Still, DeLong said he wasn’t satisfied with the answer. “It just isn’t clear to me how they’re going to do that (maintain the FY 2013 level for gang enforcement) if I don’t see the funds in the budget,” he said.
The proposed budget calls for 803 sworn police-officer positions, with one more police position than last year. One-time funds are expected to restore four full-time special service officers in the prisoner-transport unit, four full-time police-service specialists in the East Division, vice (including sex crimes) and the crime lab. The funds will also cover three full-time neighborhood-service specialists.
Both DeLong and 5th District Gerrie Schipske expressed interest in restoring fire engines in their districts after the engines had been eliminated due to budget cuts. Fire Chief Mike DuRee, however, said fire engines at Fire Station 8 in Belmont Shore or the downtown fire station would have to be restored before Fire Station 18 in east Long Beach.

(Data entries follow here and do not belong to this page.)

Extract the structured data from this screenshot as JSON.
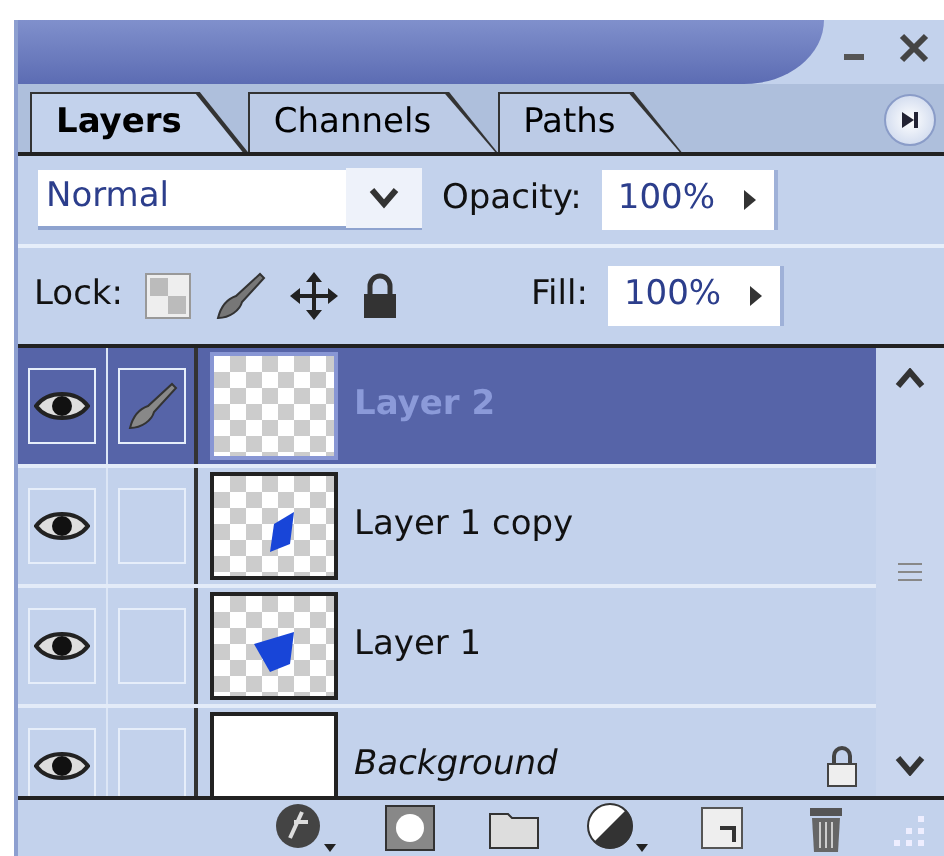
{
  "tabs": [
    {
      "label": "Layers",
      "selected": true
    },
    {
      "label": "Channels",
      "selected": false
    },
    {
      "label": "Paths",
      "selected": false
    }
  ],
  "blend_mode": {
    "value": "Normal"
  },
  "opacity": {
    "label": "Opacity:",
    "value": "100%"
  },
  "lock": {
    "label": "Lock:"
  },
  "fill": {
    "label": "Fill:",
    "value": "100%"
  },
  "layers": [
    {
      "name": "Layer 2",
      "kind": "layer",
      "selected": true,
      "visible": true,
      "editing": true,
      "locked": false,
      "transparent": true,
      "has_shape": false
    },
    {
      "name": "Layer 1 copy",
      "kind": "layer",
      "selected": false,
      "visible": true,
      "editing": false,
      "locked": false,
      "transparent": true,
      "has_shape": true
    },
    {
      "name": "Layer 1",
      "kind": "layer",
      "selected": false,
      "visible": true,
      "editing": false,
      "locked": false,
      "transparent": true,
      "has_shape": true
    },
    {
      "name": "Background",
      "kind": "background",
      "selected": false,
      "visible": true,
      "editing": false,
      "locked": true,
      "transparent": false,
      "has_shape": false
    }
  ]
}
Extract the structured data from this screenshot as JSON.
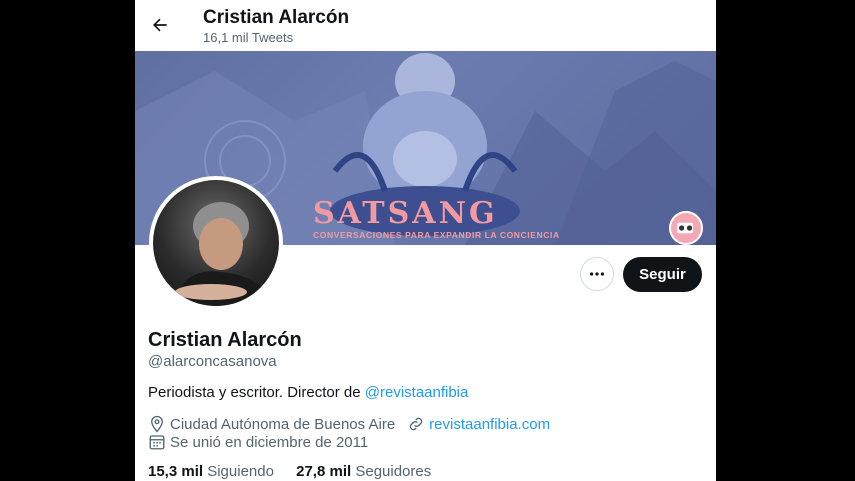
{
  "header": {
    "name": "Cristian Alarcón",
    "tweets_count": "16,1 mil Tweets"
  },
  "banner": {
    "title": "SATSANG",
    "subtitle": "CONVERSACIONES PARA EXPANDIR LA CONCIENCIA",
    "colors": {
      "bg": "#6c7cb0",
      "text": "#f29aa0"
    }
  },
  "profile": {
    "name": "Cristian Alarcón",
    "handle": "@alarconcasanova",
    "bio_text": "Periodista y escritor. Director de ",
    "bio_link": "@revistaanfibia",
    "location": "Ciudad Autónoma de Buenos Aire",
    "website": "revistaanfibia.com",
    "joined": "Se unió en diciembre de 2011"
  },
  "actions": {
    "follow_label": "Seguir",
    "more_icon": "more-dots-icon"
  },
  "stats": {
    "following_count": "15,3 mil",
    "following_label": "Siguiendo",
    "followers_count": "27,8 mil",
    "followers_label": "Seguidores"
  }
}
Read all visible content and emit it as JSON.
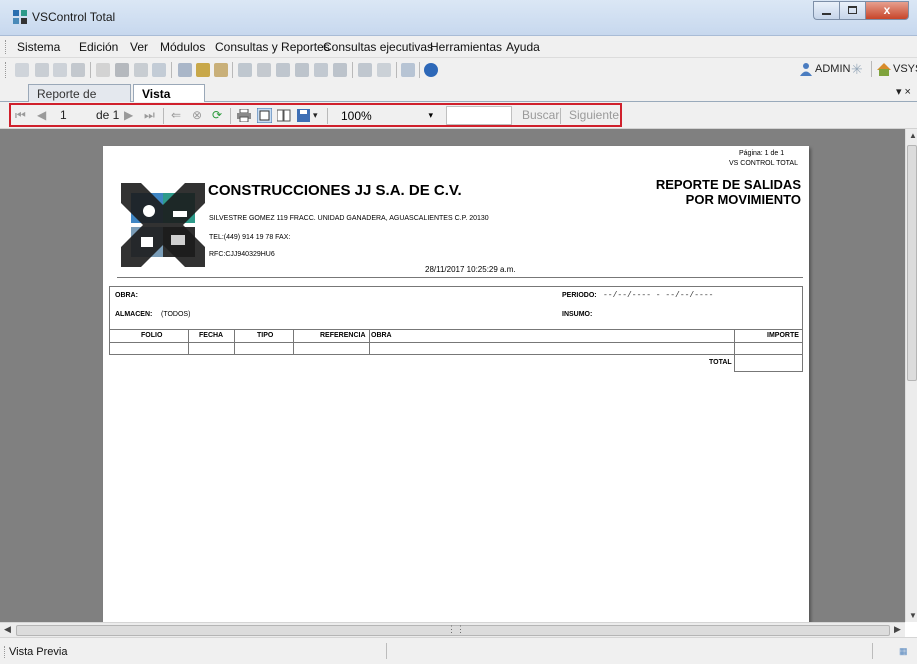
{
  "window": {
    "title": "VSControl Total",
    "close_glyph": "x"
  },
  "menu": [
    "Sistema",
    "Edición",
    "Ver",
    "Módulos",
    "Consultas y Reportes",
    "Consultas ejecutivas",
    "Herramientas",
    "Ayuda"
  ],
  "toolbar": {
    "icons": [
      "new-icon",
      "open-icon",
      "save-icon",
      "save-all-icon",
      "find-icon",
      "print-icon",
      "export-icon",
      "email-icon",
      "cut-icon",
      "copy-icon",
      "paste-icon",
      "filter-icon",
      "grid-icon",
      "sort-icon",
      "group-icon",
      "format-icon",
      "columns-icon",
      "layout-icon",
      "mail-icon",
      "help-icon"
    ],
    "user_label": "ADMIN",
    "company_label": "VSYS"
  },
  "tabs": [
    {
      "label": "Reporte de salidas",
      "active": false
    },
    {
      "label": "Vista Previa",
      "active": true
    }
  ],
  "tab_controls": "▾ ×",
  "preview_toolbar": {
    "current_page": "1",
    "page_of": "de 1",
    "zoom": "100%",
    "search_label": "Buscar",
    "next_label": "Siguiente"
  },
  "report": {
    "page_label": "Página: 1 de 1",
    "system_name": "VS CONTROL TOTAL",
    "company_name": "CONSTRUCCIONES JJ S.A.  DE C.V.",
    "address": "SILVESTRE GOMEZ 119 FRACC. UNIDAD GANADERA, AGUASCALIENTES C.P. 20130",
    "phone": "TEL:(449) 914 19 78   FAX:",
    "rfc": "RFC:CJJ940329HU6",
    "title_line1": "REPORTE DE SALIDAS",
    "title_line2": "POR MOVIMIENTO",
    "datetime": "28/11/2017  10:25:29 a.m.",
    "obra_label": "OBRA:",
    "almacen_label": "ALMACEN:",
    "almacen_value": "(TODOS)",
    "periodo_label": "PERIODO:",
    "periodo_value": "--/--/----  -  --/--/----",
    "insumo_label": "INSUMO:",
    "columns": [
      "FOLIO",
      "FECHA",
      "TIPO",
      "REFERENCIA",
      "OBRA",
      "IMPORTE"
    ],
    "total_label": "TOTAL"
  },
  "status": {
    "text": "Vista Previa"
  },
  "colors": {
    "highlight": "#d0202c",
    "preview_bg": "#808080"
  }
}
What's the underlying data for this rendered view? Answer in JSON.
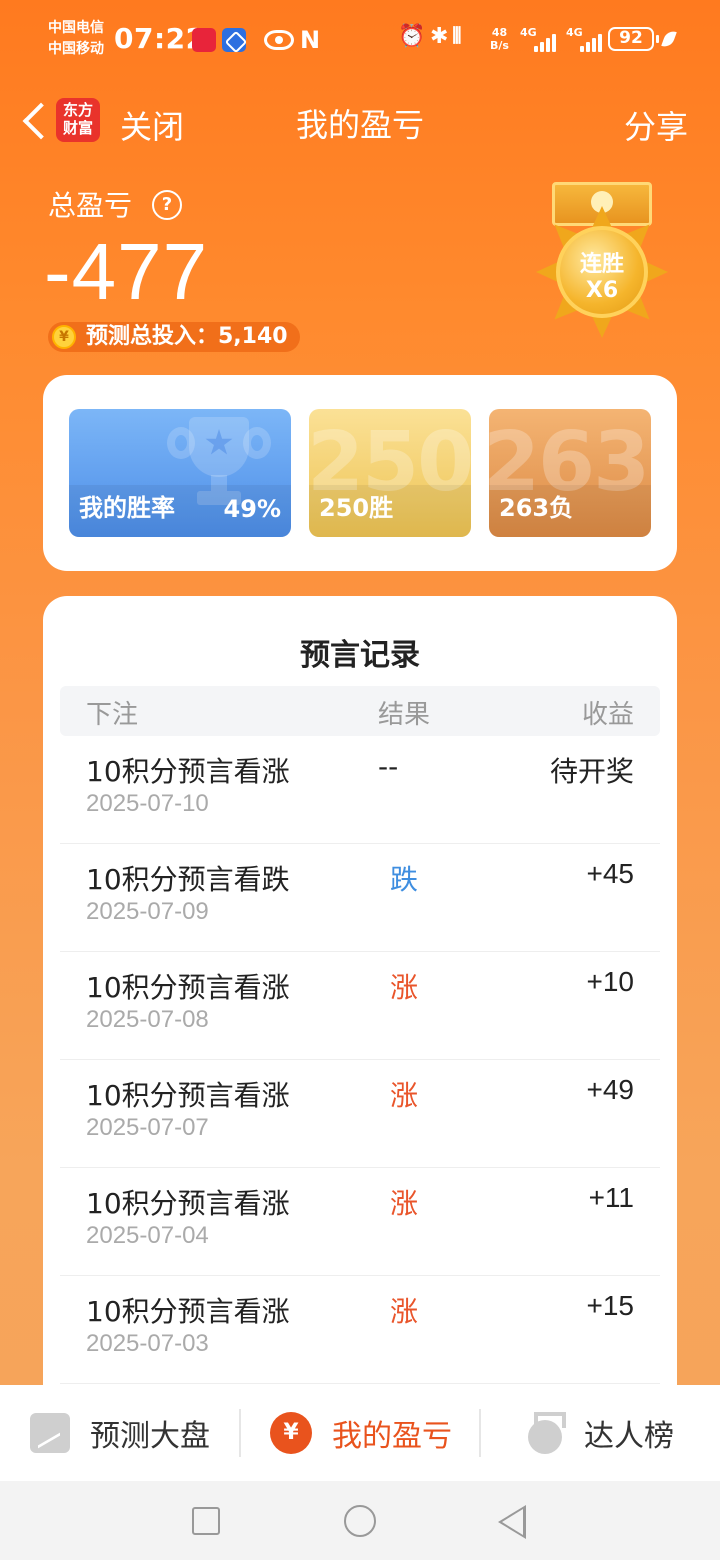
{
  "status_bar": {
    "carrier1": "中国电信",
    "carrier2": "中国移动",
    "time": "07:22",
    "nfc": "N",
    "alarm_icon": "⏰",
    "bt_icon": "✱",
    "vibrate_icon": "⦀",
    "net_speed_top": "48",
    "net_speed_bottom": "B/s",
    "signal1_label": "4G",
    "signal2_label": "4G",
    "battery": "92"
  },
  "header": {
    "logo_text": "东方财富",
    "close_label": "关闭",
    "title": "我的盈亏",
    "share_label": "分享"
  },
  "summary": {
    "total_label": "总盈亏",
    "help_icon": "?",
    "total_value": "-477",
    "invest_coin": "¥",
    "invest_text": "预测总投入：5,140",
    "medal_line1": "连胜",
    "medal_line2": "X6"
  },
  "stats": {
    "win_rate_label": "我的胜率",
    "win_rate_value": "49%",
    "wins_big": "250",
    "wins_label": "250胜",
    "losses_big": "263",
    "losses_label": "263负"
  },
  "records": {
    "title": "预言记录",
    "headers": [
      "下注",
      "结果",
      "收益"
    ],
    "rows": [
      {
        "bet": "10积分预言看涨",
        "date": "2025-07-10",
        "result": "--",
        "earn": "待开奖"
      },
      {
        "bet": "10积分预言看跌",
        "date": "2025-07-09",
        "result": "跌",
        "earn": "+45"
      },
      {
        "bet": "10积分预言看涨",
        "date": "2025-07-08",
        "result": "涨",
        "earn": "+10"
      },
      {
        "bet": "10积分预言看涨",
        "date": "2025-07-07",
        "result": "涨",
        "earn": "+49"
      },
      {
        "bet": "10积分预言看涨",
        "date": "2025-07-04",
        "result": "涨",
        "earn": "+11"
      },
      {
        "bet": "10积分预言看涨",
        "date": "2025-07-03",
        "result": "涨",
        "earn": "+15"
      }
    ]
  },
  "colors": {
    "rise": "#e9552b",
    "fall": "#3f8ee0",
    "neutral": "#222222",
    "tab_active": "#e9531d",
    "tab_inactive": "#333333"
  },
  "tabs": [
    {
      "label": "预测大盘",
      "icon": "chart-icon"
    },
    {
      "label": "我的盈亏",
      "icon": "yen-icon",
      "yen": "¥"
    },
    {
      "label": "达人榜",
      "icon": "medal-icon"
    }
  ]
}
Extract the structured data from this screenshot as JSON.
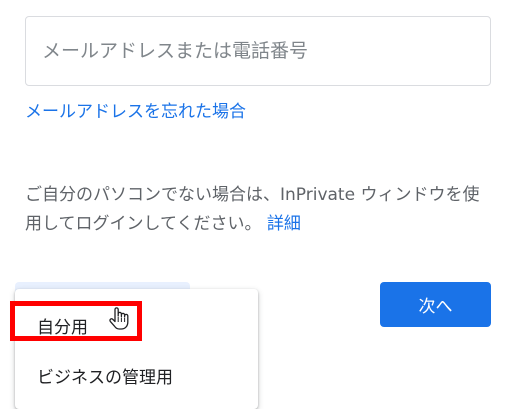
{
  "email": {
    "placeholder": "メールアドレスまたは電話番号",
    "value": ""
  },
  "links": {
    "forgot_email": "メールアドレスを忘れた場合"
  },
  "notice": {
    "text": "ご自分のパソコンでない場合は、InPrivate ウィンドウを使用してログインしてください。",
    "learn_more": "詳細"
  },
  "buttons": {
    "next": "次へ"
  },
  "account_menu": {
    "items": [
      "自分用",
      "ビジネスの管理用"
    ]
  },
  "colors": {
    "accent": "#1a73e8",
    "highlight": "#ff0000"
  },
  "icons": {
    "cursor": "hand-pointer-icon"
  }
}
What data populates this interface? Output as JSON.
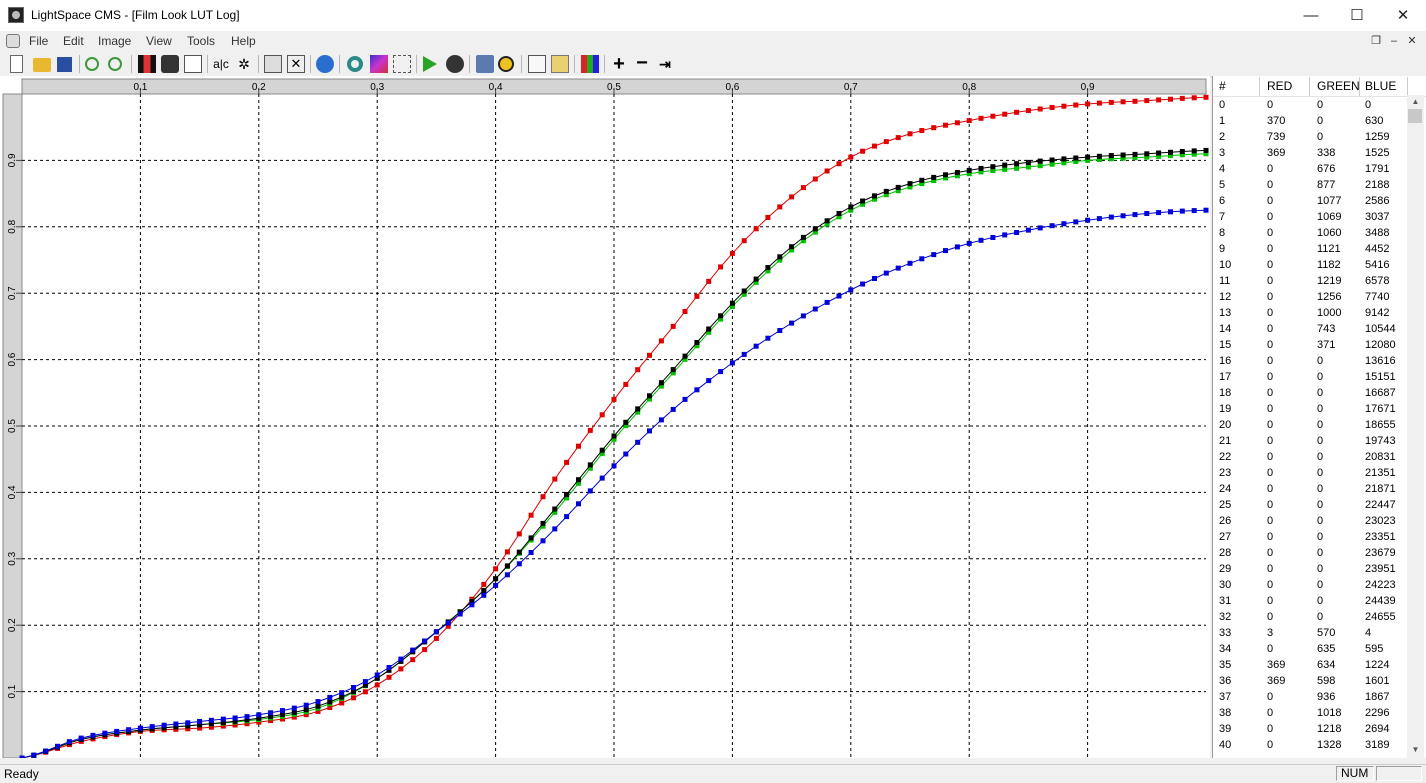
{
  "window": {
    "title": "LightSpace CMS - [Film Look LUT Log]",
    "minimize_glyph": "—",
    "maximize_glyph": "☐",
    "close_glyph": "✕"
  },
  "menu": {
    "items": [
      "File",
      "Edit",
      "Image",
      "View",
      "Tools",
      "Help"
    ],
    "mdi_minimize": "–",
    "mdi_restore": "❐",
    "mdi_close": "✕"
  },
  "toolbar": {
    "icons": [
      "new-file-icon",
      "open-folder-icon",
      "save-icon",
      "undo-icon",
      "redo-icon",
      "film-strip-icon",
      "cube-icon",
      "curve-icon",
      "abc-text-icon",
      "transform-icon",
      "edit-icon",
      "crop-icon",
      "help-icon",
      "target-icon",
      "palette-icon",
      "grid-icon",
      "play-icon",
      "dial-icon",
      "print-icon",
      "radiation-icon",
      "copy-icon",
      "convert-icon",
      "color-bars-icon",
      "plus-icon",
      "minus-icon",
      "export-icon"
    ]
  },
  "colors": {
    "red": "#e00000",
    "green": "#00c000",
    "blue": "#0000d8",
    "black": "#000000"
  },
  "chart_data": {
    "type": "line",
    "x_axis": {
      "range": [
        0,
        1
      ],
      "ticks": [
        "0.1",
        "0.2",
        "0.3",
        "0.4",
        "0.5",
        "0.6",
        "0.7",
        "0.8",
        "0.9"
      ]
    },
    "y_axis": {
      "range": [
        0,
        1
      ],
      "ticks": [
        "0.1",
        "0.2",
        "0.3",
        "0.4",
        "0.5",
        "0.6",
        "0.7",
        "0.8",
        "0.9"
      ]
    },
    "grid": true,
    "series": [
      {
        "color": "red",
        "x": [
          0,
          0.05,
          0.1,
          0.15,
          0.2,
          0.25,
          0.3,
          0.35,
          0.4,
          0.45,
          0.5,
          0.55,
          0.6,
          0.65,
          0.7,
          0.75,
          0.8,
          0.85,
          0.9,
          0.95,
          1.0
        ],
        "y": [
          0,
          0.025,
          0.04,
          0.045,
          0.054,
          0.07,
          0.11,
          0.18,
          0.285,
          0.42,
          0.54,
          0.65,
          0.76,
          0.845,
          0.905,
          0.94,
          0.96,
          0.975,
          0.985,
          0.99,
          0.995
        ]
      },
      {
        "color": "green",
        "x": [
          0,
          0.05,
          0.1,
          0.15,
          0.2,
          0.25,
          0.3,
          0.35,
          0.4,
          0.45,
          0.5,
          0.55,
          0.6,
          0.65,
          0.7,
          0.75,
          0.8,
          0.85,
          0.9,
          0.95,
          1.0
        ],
        "y": [
          0,
          0.028,
          0.042,
          0.05,
          0.058,
          0.075,
          0.12,
          0.19,
          0.27,
          0.37,
          0.48,
          0.58,
          0.68,
          0.765,
          0.825,
          0.86,
          0.88,
          0.89,
          0.9,
          0.905,
          0.91
        ]
      },
      {
        "color": "black",
        "x": [
          0,
          0.05,
          0.1,
          0.15,
          0.2,
          0.25,
          0.3,
          0.35,
          0.4,
          0.45,
          0.5,
          0.55,
          0.6,
          0.65,
          0.7,
          0.75,
          0.8,
          0.85,
          0.9,
          0.95,
          1.0
        ],
        "y": [
          0,
          0.028,
          0.042,
          0.05,
          0.06,
          0.078,
          0.12,
          0.19,
          0.27,
          0.375,
          0.485,
          0.585,
          0.685,
          0.77,
          0.83,
          0.865,
          0.885,
          0.897,
          0.905,
          0.91,
          0.915
        ]
      },
      {
        "color": "blue",
        "x": [
          0,
          0.05,
          0.1,
          0.15,
          0.2,
          0.25,
          0.3,
          0.35,
          0.4,
          0.45,
          0.5,
          0.55,
          0.6,
          0.65,
          0.7,
          0.75,
          0.8,
          0.85,
          0.9,
          0.95,
          1.0
        ],
        "y": [
          0,
          0.03,
          0.045,
          0.055,
          0.065,
          0.085,
          0.125,
          0.19,
          0.26,
          0.345,
          0.44,
          0.525,
          0.595,
          0.655,
          0.705,
          0.745,
          0.775,
          0.795,
          0.81,
          0.82,
          0.825
        ]
      }
    ]
  },
  "table": {
    "headers": [
      "#",
      "RED",
      "GREEN",
      "BLUE"
    ],
    "rows": [
      [
        "0",
        "0",
        "0",
        "0"
      ],
      [
        "1",
        "370",
        "0",
        "630"
      ],
      [
        "2",
        "739",
        "0",
        "1259"
      ],
      [
        "3",
        "369",
        "338",
        "1525"
      ],
      [
        "4",
        "0",
        "676",
        "1791"
      ],
      [
        "5",
        "0",
        "877",
        "2188"
      ],
      [
        "6",
        "0",
        "1077",
        "2586"
      ],
      [
        "7",
        "0",
        "1069",
        "3037"
      ],
      [
        "8",
        "0",
        "1060",
        "3488"
      ],
      [
        "9",
        "0",
        "1121",
        "4452"
      ],
      [
        "10",
        "0",
        "1182",
        "5416"
      ],
      [
        "11",
        "0",
        "1219",
        "6578"
      ],
      [
        "12",
        "0",
        "1256",
        "7740"
      ],
      [
        "13",
        "0",
        "1000",
        "9142"
      ],
      [
        "14",
        "0",
        "743",
        "10544"
      ],
      [
        "15",
        "0",
        "371",
        "12080"
      ],
      [
        "16",
        "0",
        "0",
        "13616"
      ],
      [
        "17",
        "0",
        "0",
        "15151"
      ],
      [
        "18",
        "0",
        "0",
        "16687"
      ],
      [
        "19",
        "0",
        "0",
        "17671"
      ],
      [
        "20",
        "0",
        "0",
        "18655"
      ],
      [
        "21",
        "0",
        "0",
        "19743"
      ],
      [
        "22",
        "0",
        "0",
        "20831"
      ],
      [
        "23",
        "0",
        "0",
        "21351"
      ],
      [
        "24",
        "0",
        "0",
        "21871"
      ],
      [
        "25",
        "0",
        "0",
        "22447"
      ],
      [
        "26",
        "0",
        "0",
        "23023"
      ],
      [
        "27",
        "0",
        "0",
        "23351"
      ],
      [
        "28",
        "0",
        "0",
        "23679"
      ],
      [
        "29",
        "0",
        "0",
        "23951"
      ],
      [
        "30",
        "0",
        "0",
        "24223"
      ],
      [
        "31",
        "0",
        "0",
        "24439"
      ],
      [
        "32",
        "0",
        "0",
        "24655"
      ],
      [
        "33",
        "3",
        "570",
        "4"
      ],
      [
        "34",
        "0",
        "635",
        "595"
      ],
      [
        "35",
        "369",
        "634",
        "1224"
      ],
      [
        "36",
        "369",
        "598",
        "1601"
      ],
      [
        "37",
        "0",
        "936",
        "1867"
      ],
      [
        "38",
        "0",
        "1018",
        "2296"
      ],
      [
        "39",
        "0",
        "1218",
        "2694"
      ],
      [
        "40",
        "0",
        "1328",
        "3189"
      ]
    ]
  },
  "scrollbar": {
    "up_arrow": "▲",
    "down_arrow": "▼"
  },
  "status": {
    "text": "Ready",
    "num": "NUM"
  }
}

Schipske also questioned whether the City would still have to implement a proposed alternative emergency-medical-services (EMS) delivery model since the City now has more funds. She said Long Beach would be a “guinea pig” for the program since no other city in Los Angeles County uses the model.
DuRee said the new EMS-delivery model, which has already been approved by Los Angeles County authorities, initially came out of “budgetary constraints,” but there is no data either in the state or nationally that would suggest the paramedic program would “constitute a degradation in service.” DuRee is expected to give the Council a full presentation on the new model before it is implemented in coming weeks.
Schipske added that the proposed budget lacks “performance measures” for all city departments to give residents an idea on how to gauge the efficiency of each department. “There’s no way for the taxpayers to know what the departments do and if they’re doing it effectively,” she said. West said he would look into providing at least “key” performance measures.
Johnson brought up that he wanted the Council to continue focusing on paying the City’s unfunded liabilities, adding that the City should “make sure we’re not passing on the costs of today’s services to future generations.”
He added that the Council should talk about the “cost of inaction,” such as the financial ramifications of not funding sick leave. “I know we didn’t include that, but I think it’s important for us to kind of understand,” Johnson said. “Certainly by not funding things, that’s a policy choice that will have consequences.”
City staff is planning to create an unfunded-liabilities reserve with funding from the elimination of selected skill-based pay. West said full presentations on unfunded liabilities would be presented to the Council and the Budget Oversight Committee in coming weeks.
West said the property-tax funding that has come into the City after the loss of redevelopment is welcome, however, it still comes at a price since redevelopment used to provide $100 million a year to pay for eliminating blight and providing economic development in neighborhoods. The elimination of redevelopment is also expected to cause a reduction in code enforcement and graffiti abatement.